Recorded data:

^^^^^^^^

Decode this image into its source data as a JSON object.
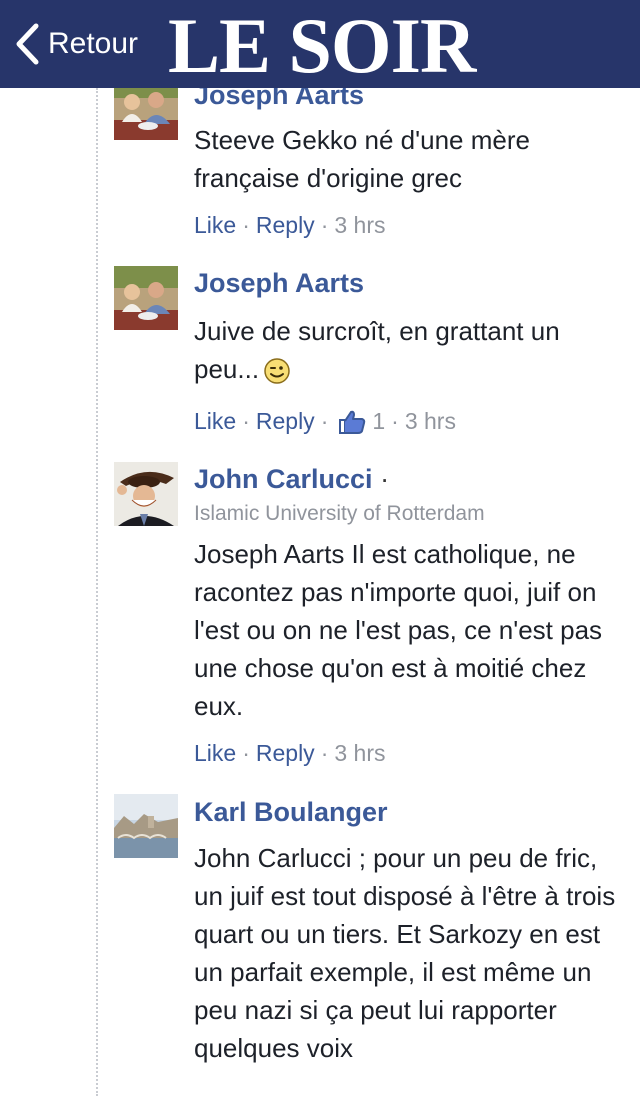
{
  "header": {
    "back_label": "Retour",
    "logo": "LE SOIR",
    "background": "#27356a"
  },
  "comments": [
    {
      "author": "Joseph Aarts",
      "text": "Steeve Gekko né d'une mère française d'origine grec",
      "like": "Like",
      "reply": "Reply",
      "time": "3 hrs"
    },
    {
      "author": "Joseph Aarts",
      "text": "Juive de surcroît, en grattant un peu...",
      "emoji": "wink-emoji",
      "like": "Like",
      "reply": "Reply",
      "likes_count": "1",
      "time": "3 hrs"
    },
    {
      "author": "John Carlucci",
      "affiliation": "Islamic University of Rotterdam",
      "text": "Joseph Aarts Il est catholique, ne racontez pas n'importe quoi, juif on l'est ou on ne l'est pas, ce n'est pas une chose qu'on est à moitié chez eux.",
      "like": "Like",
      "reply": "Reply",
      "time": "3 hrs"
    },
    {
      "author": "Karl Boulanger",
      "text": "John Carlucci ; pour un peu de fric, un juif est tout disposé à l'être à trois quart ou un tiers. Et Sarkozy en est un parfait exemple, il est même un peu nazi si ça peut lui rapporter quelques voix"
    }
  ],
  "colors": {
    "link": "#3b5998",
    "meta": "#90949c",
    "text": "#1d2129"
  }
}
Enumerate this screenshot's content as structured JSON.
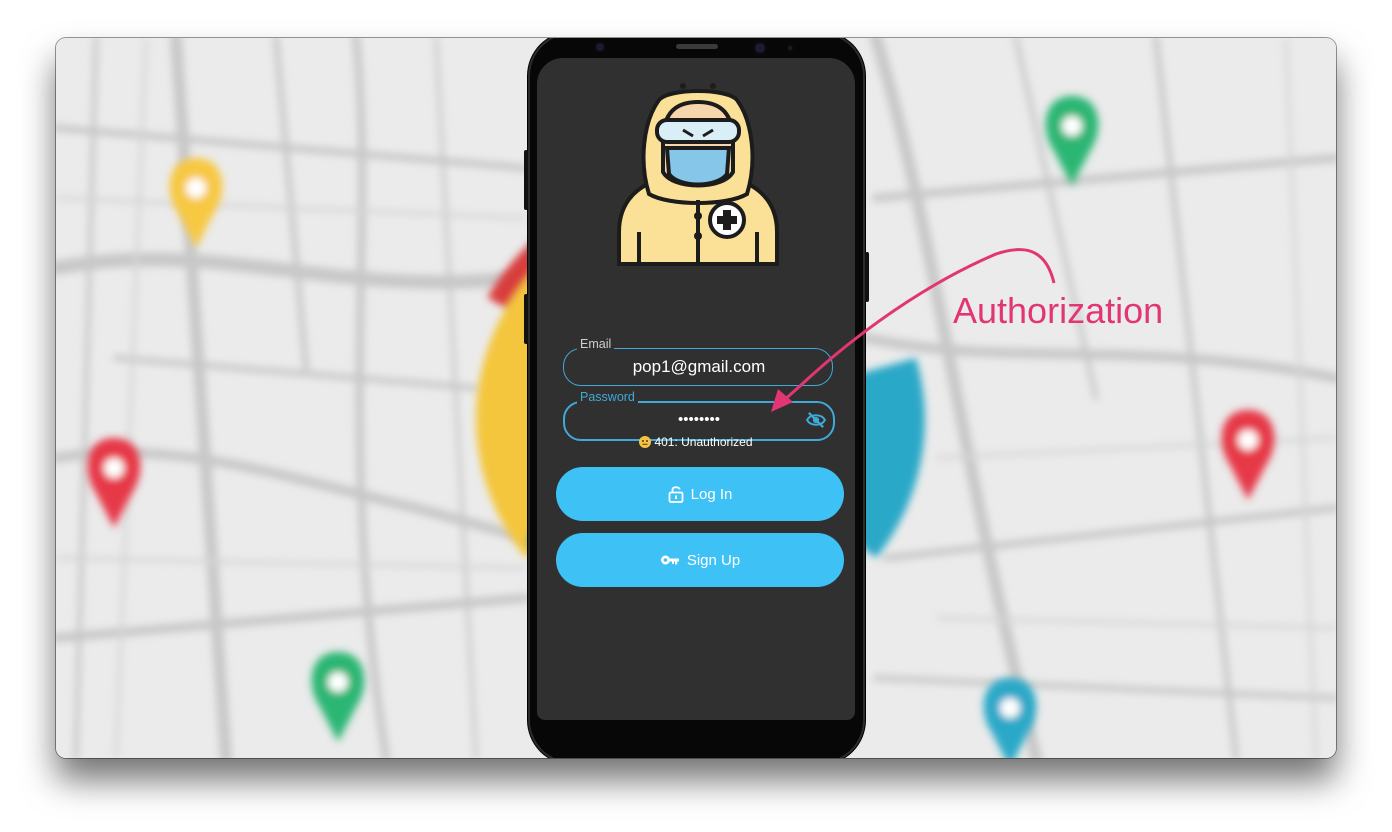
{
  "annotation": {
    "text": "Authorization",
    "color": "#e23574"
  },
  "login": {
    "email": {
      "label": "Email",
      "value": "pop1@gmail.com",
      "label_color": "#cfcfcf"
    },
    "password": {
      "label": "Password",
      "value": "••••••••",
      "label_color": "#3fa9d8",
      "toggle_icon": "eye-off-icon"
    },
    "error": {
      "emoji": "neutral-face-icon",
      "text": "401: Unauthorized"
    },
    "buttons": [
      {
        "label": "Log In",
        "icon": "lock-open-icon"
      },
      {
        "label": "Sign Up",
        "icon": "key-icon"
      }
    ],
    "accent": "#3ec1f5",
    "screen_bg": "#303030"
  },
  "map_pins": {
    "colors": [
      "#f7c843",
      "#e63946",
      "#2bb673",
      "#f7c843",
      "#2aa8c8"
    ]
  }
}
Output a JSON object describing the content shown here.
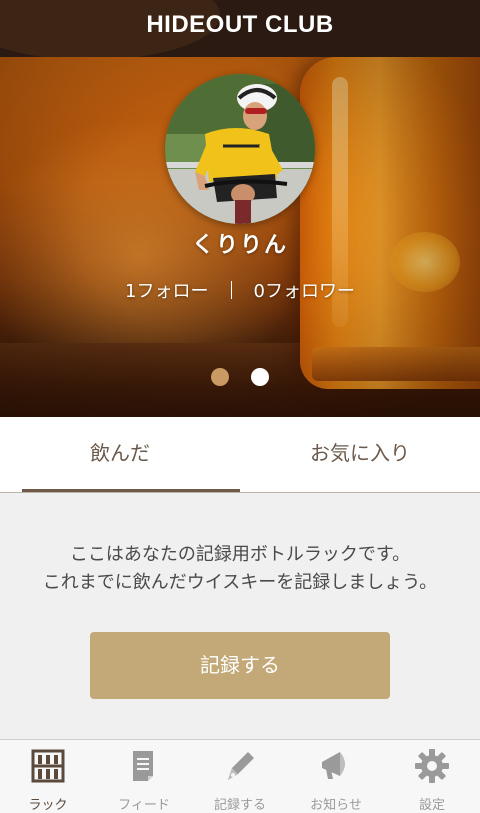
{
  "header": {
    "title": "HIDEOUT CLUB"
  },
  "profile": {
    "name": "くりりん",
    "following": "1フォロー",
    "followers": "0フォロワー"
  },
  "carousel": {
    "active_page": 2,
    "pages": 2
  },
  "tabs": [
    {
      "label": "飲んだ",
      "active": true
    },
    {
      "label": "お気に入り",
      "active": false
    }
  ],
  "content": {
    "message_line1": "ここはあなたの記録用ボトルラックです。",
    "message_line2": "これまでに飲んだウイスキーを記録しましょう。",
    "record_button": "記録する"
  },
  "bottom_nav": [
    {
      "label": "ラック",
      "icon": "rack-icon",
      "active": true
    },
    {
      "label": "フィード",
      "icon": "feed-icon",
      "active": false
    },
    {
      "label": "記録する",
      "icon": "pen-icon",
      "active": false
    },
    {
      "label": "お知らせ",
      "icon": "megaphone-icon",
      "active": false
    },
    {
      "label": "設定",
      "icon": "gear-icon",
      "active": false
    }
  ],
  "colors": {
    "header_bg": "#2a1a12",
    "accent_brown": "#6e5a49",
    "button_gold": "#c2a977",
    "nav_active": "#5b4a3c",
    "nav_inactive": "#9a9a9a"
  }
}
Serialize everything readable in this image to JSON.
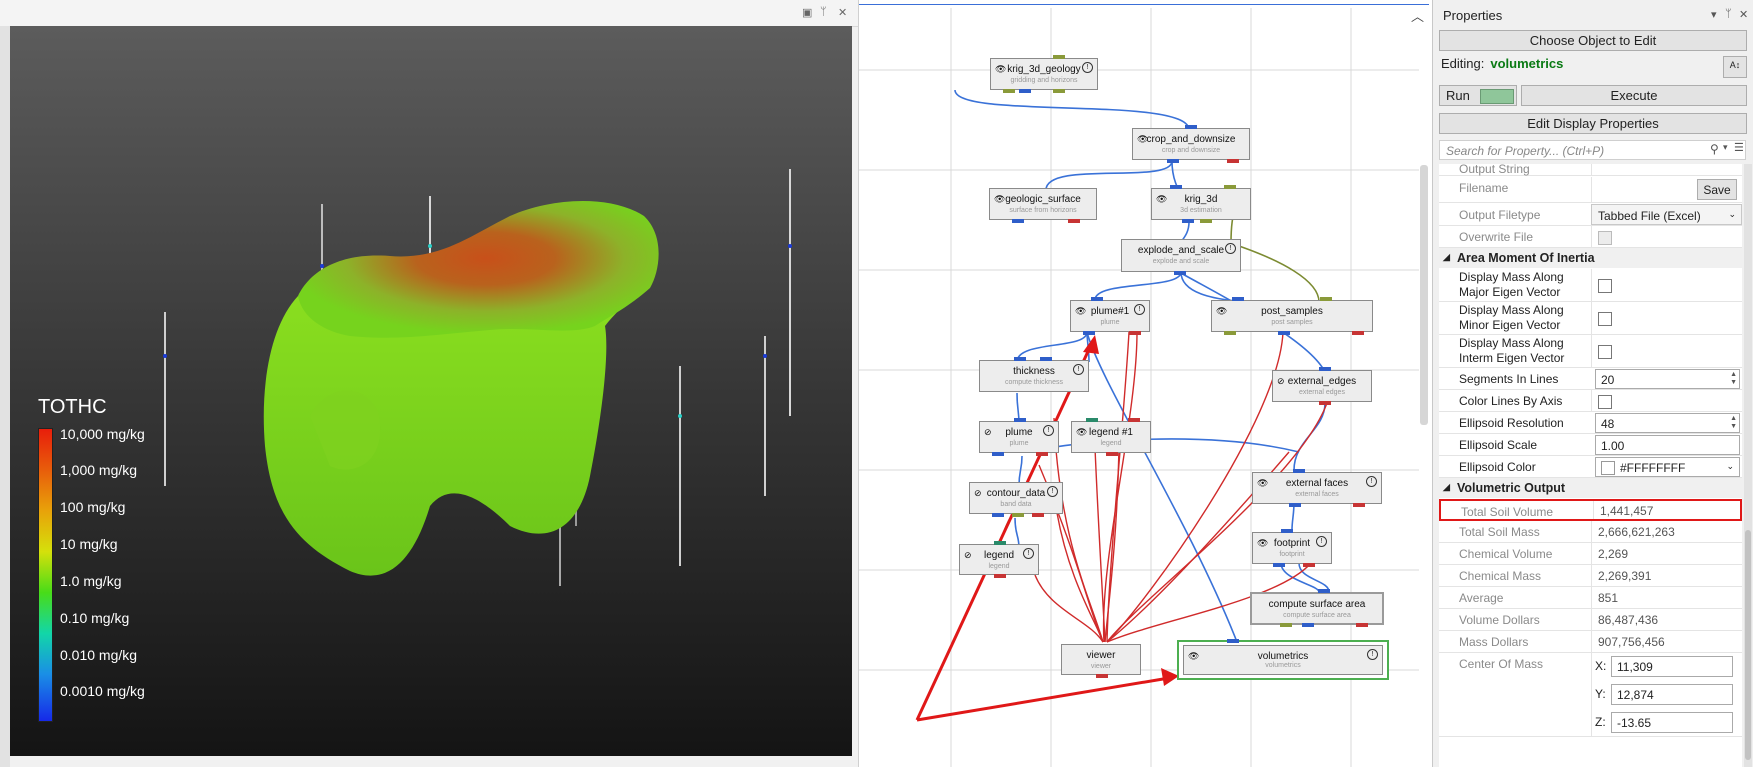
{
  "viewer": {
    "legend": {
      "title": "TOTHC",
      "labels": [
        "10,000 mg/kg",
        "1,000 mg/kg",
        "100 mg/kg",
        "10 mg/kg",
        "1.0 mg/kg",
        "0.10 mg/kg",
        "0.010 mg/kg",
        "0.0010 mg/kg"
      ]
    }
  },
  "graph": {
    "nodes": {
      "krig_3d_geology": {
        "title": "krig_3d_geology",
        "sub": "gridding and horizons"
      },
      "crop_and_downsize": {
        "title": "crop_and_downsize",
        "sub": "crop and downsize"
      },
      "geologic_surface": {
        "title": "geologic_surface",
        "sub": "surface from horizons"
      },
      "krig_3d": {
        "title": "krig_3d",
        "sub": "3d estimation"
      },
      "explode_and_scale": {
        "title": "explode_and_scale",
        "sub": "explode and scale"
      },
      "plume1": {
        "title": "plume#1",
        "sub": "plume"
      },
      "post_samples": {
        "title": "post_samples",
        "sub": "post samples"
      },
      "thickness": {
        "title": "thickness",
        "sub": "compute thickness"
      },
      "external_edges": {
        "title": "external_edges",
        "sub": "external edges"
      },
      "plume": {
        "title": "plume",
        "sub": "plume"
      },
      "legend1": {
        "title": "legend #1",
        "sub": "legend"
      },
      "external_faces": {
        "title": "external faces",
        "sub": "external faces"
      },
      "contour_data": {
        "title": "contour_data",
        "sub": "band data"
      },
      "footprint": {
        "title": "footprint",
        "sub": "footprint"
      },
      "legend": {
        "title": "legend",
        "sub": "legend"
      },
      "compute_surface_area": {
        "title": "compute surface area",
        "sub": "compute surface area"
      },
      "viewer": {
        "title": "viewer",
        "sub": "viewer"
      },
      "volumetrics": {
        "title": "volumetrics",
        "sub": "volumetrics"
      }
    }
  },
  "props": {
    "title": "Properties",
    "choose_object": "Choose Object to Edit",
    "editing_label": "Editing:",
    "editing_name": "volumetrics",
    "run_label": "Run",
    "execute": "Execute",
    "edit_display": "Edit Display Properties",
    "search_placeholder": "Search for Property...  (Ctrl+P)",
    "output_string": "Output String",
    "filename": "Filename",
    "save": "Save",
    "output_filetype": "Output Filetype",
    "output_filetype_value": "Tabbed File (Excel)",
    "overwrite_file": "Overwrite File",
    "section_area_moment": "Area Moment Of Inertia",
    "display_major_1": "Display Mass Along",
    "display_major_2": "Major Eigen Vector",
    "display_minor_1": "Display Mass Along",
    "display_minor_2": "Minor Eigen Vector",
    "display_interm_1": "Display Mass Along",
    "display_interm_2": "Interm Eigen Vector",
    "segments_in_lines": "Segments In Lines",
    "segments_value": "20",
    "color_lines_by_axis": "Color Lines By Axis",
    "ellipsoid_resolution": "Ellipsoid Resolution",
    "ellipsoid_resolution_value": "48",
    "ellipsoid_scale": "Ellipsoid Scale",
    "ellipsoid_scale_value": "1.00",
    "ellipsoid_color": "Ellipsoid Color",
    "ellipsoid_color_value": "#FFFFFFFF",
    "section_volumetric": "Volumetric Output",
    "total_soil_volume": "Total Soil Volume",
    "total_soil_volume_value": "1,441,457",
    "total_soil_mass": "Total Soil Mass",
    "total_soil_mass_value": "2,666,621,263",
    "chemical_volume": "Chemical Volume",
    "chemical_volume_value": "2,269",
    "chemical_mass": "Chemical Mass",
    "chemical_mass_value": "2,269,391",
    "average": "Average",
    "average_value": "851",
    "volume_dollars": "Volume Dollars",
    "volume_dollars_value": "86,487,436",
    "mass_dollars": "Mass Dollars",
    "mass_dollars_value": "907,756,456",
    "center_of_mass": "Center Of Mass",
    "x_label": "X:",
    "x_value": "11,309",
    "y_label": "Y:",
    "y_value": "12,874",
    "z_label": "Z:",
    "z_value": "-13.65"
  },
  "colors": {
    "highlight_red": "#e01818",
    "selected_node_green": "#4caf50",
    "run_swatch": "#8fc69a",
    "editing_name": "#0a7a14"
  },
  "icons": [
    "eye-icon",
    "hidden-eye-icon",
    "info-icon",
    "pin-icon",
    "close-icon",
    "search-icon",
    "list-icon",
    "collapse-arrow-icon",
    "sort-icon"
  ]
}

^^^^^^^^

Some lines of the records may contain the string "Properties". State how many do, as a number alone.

▶ _ANSWER TO THE EXERCISE_: 2